(Task objective): Wherever the string "content" turns up in the data, copy the whole line.

(Material for the task):

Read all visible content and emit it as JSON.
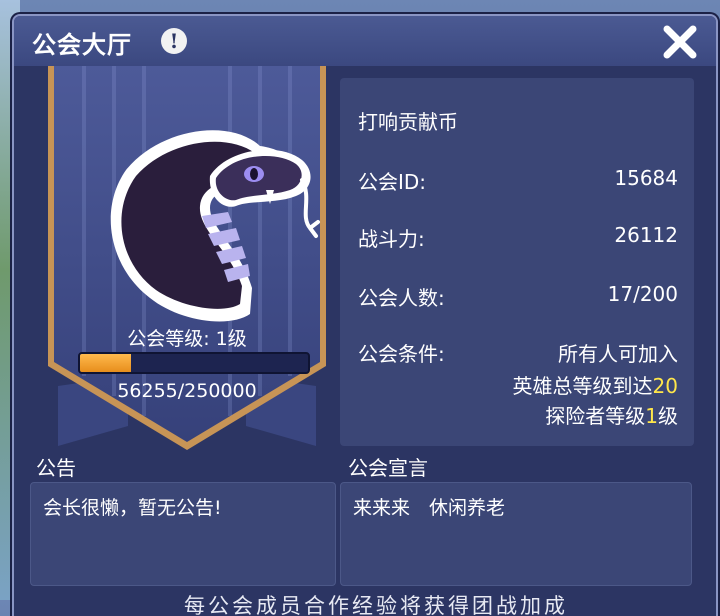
{
  "window": {
    "title": "公会大厅"
  },
  "guild": {
    "name": "打响贡献币",
    "id_label": "公会ID:",
    "id_value": "15684",
    "power_label": "战斗力:",
    "power_value": "26112",
    "members_label": "公会人数:",
    "members_value": "17/200",
    "condition_label": "公会条件:",
    "condition_value": "所有人可加入",
    "req_hero_text": "英雄总等级到达",
    "req_hero_num": "20",
    "req_explorer_text": "探险者等级",
    "req_explorer_num": "1",
    "req_explorer_suffix": "级"
  },
  "level": {
    "label": "公会等级: 1级",
    "exp_text": "56255/250000",
    "progress_fraction": 0.225
  },
  "notice": {
    "title": "公告",
    "content": "会长很懒，暂无公告!"
  },
  "declaration": {
    "title": "公会宣言",
    "content": "来来来　休闲养老"
  },
  "footer_partial": "每公会成员合作经验将获得团战加成"
}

(Answer to this task):
Read all visible content and emit it as JSON.
    "content": "会长很懒，暂无公告!"
    "content": "来来来　休闲养老"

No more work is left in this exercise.